I think when I was younger, I was less good at bringing on women, but as I got older, I got easier dealing with women, and therefore my two proudest people at The Times, I think, were both women. But I suppose when I was younger, I was more… and I think, oddly enough, one of the people who first wrote for me was… her first articles were published by me, was Tina Brown. And Tina, I think, always thought I was a bit edgy with women, and so, for that matter, did Bel Mooney, who actually wrote somewhere that I wasn't good at dealing with women. It greatly annoyed me at the time, I remember, but we remained friends and I still see her. But I think they were probably right. But in old age, I got perhaps better at it, or more confident, or something.

And no, I think that is the only… looking back, after 50 years, the only, sort of, thing I take pride in, really, is not that I produced excellent papers. They often weren't excellent, but that I did bring on some really excellent people. And that I do think is quite an important job to have done in life.

[Q] And what did you teach them?

Goodness knows. I mean, one of the people I brought on, I remember, was young Patrick Wintour, who came to the New Statesman in my latter years there. And in those days, you got some kind of grant. You got… sort of like employing the disabled, you got a sort of grant if you had young people who were being sort of apprentice journalists. And I can remember going through this pantomime scene with Patrick, where he came to sort of sit beside me on my desk like some inspector taking notes. And I sort of said, well, when we come to write an article, this is what we do. And I don't think it deceived anyone. I think we got the grant, but I didn't really. I think that… well, I hope I gave encouragement. I mean, they always used to say there was a code that… I think I used to get sort of teased about it, that if I said that's fine, it meant the article was pretty average and no good, really. 'That's fine', I'd say. And there were other adjectives that went up the scale.

A distinguished British political observer, Anthony Howard (1934-2010) wrote for 'The Guardian', 'The Sunday Times' and 'The Observer' for over 40 years, during which time he has commented on the historical significance of global political issues. He was also editor of 'The Listener' and 'The New Statesman', and a reporter on both 'Newsnight' and 'Panorama'. He was awarded the CBE in 1997.

Listeners: Christopher Sykes

Christopher Sykes is a London-based television producer and director who has made a number of documentary films for BBC TV, Channel 4 and PBS.

Tags: The Observer, The Guardian, New Statesman, Reynold's News, Truth, The Daily Telegraph, Mandrake, The Times, Hector Alastair Hetherington, John Horace Freeman, George Edwin Scott, Henry Labouchère, Henry Bernard Levin, Philip Barlow Oakes, Alan Brien, Carroll Richard Levis, Hughie Green, Hugh Hughes Green, Claire Tomalin, James Martin Fenton, Christopher Eric Hitchens, Julian Patrick Barnes, Martin Louis Amis, Patrick Bishop, Robert Dennis Harris, Tim Walker, Rachel Campbell-Johnston, Lois Letts, Quentin Letts, Tina Brown, Beryl Ann ‘Bel’ Mooney, Bel Mooney, Patrick Wintour, Alan Watkins

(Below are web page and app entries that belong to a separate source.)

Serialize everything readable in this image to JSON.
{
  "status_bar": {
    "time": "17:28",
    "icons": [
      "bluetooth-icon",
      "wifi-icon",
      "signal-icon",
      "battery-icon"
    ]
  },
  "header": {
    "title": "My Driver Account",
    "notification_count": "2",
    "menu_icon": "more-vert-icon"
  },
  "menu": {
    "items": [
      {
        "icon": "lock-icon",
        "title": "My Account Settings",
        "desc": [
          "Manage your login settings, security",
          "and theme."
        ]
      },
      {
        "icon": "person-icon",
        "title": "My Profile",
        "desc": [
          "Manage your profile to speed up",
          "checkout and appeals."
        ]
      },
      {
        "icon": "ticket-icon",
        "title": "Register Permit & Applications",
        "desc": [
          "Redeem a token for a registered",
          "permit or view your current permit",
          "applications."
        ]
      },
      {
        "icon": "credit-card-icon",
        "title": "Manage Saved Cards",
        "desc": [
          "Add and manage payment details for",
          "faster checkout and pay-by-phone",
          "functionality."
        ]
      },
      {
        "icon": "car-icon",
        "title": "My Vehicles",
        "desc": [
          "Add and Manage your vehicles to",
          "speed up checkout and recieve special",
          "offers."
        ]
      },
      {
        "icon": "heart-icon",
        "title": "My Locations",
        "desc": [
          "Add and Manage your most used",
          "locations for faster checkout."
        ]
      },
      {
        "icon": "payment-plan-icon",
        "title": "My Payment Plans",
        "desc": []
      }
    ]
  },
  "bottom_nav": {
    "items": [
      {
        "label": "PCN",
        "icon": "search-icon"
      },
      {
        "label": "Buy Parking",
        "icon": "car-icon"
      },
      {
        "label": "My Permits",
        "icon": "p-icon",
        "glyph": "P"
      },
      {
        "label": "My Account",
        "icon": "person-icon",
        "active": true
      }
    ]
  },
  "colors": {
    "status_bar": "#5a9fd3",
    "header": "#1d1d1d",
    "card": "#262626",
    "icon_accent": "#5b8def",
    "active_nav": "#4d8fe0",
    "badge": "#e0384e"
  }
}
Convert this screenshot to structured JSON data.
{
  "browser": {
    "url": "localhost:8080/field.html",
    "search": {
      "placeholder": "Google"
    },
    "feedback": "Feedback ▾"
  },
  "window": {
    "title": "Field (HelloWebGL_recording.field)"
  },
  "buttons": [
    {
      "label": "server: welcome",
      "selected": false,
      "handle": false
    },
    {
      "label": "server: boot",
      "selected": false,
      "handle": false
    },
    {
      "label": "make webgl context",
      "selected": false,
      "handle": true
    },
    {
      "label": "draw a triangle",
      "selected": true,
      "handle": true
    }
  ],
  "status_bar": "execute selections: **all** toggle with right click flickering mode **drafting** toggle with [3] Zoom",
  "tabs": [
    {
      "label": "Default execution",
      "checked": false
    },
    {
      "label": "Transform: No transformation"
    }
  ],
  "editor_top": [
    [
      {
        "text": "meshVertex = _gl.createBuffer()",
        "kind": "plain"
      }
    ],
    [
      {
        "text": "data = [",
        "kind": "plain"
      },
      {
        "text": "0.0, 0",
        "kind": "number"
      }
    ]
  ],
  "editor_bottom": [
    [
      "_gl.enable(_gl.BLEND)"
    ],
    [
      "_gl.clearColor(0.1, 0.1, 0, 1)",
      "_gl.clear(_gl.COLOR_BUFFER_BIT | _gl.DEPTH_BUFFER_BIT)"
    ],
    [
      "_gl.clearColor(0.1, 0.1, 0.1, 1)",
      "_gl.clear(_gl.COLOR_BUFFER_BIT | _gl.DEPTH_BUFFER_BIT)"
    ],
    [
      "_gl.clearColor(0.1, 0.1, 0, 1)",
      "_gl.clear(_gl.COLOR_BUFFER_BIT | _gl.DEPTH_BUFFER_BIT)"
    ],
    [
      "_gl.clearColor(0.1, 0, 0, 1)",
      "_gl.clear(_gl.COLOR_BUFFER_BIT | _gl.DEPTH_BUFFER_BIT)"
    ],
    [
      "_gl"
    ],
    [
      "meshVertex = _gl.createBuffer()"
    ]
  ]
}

Duration: 6 minutes, 59 seconds

Date story recorded: November - December 2008

Date story went live: 21 May 2018